*** Input data ***
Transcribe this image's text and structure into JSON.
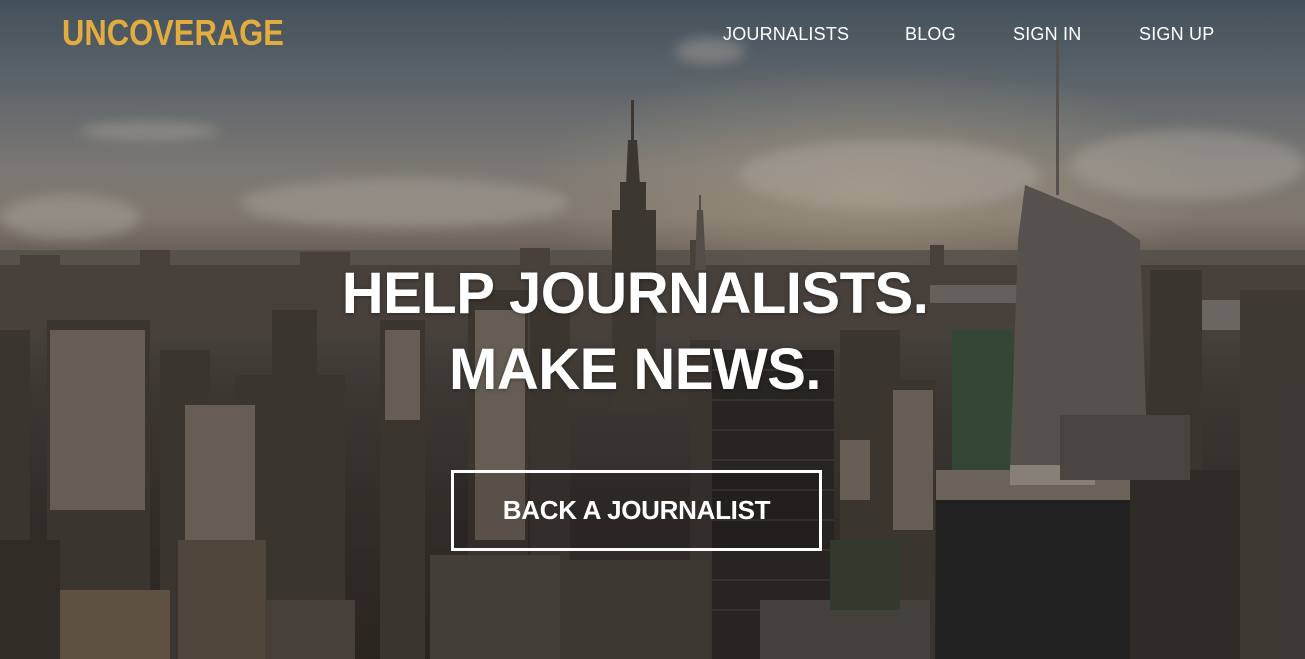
{
  "brand": {
    "logo_text": "UNCOVERAGE",
    "logo_color": "#e2ac3f"
  },
  "nav": {
    "items": [
      {
        "label": "JOURNALISTS"
      },
      {
        "label": "BLOG"
      },
      {
        "label": "SIGN IN"
      },
      {
        "label": "SIGN UP"
      }
    ]
  },
  "hero": {
    "headline_line1": "HELP JOURNALISTS.",
    "headline_line2": "MAKE NEWS.",
    "cta_label": "BACK A JOURNALIST",
    "background": "city skyline photo (New York)"
  }
}
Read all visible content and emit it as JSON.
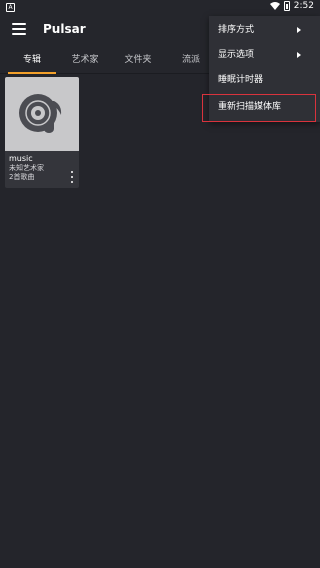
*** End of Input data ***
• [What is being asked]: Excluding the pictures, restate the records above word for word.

• [Expected answer]:
Transcribe this image's text and structure into JSON.
{
  "brand": {
    "logo_text": "UNCOVERAGE",
    "logo_color": "#e2ac3f"
  },
  "nav": {
    "items": [
      {
        "label": "JOURNALISTS"
      },
      {
        "label": "BLOG"
      },
      {
        "label": "SIGN IN"
      },
      {
        "label": "SIGN UP"
      }
    ]
  },
  "hero": {
    "headline_line1": "HELP JOURNALISTS.",
    "headline_line2": "MAKE NEWS.",
    "cta_label": "BACK A JOURNALIST",
    "background": "city skyline photo (New York)"
  }
}
Read all visible content and emit it as JSON.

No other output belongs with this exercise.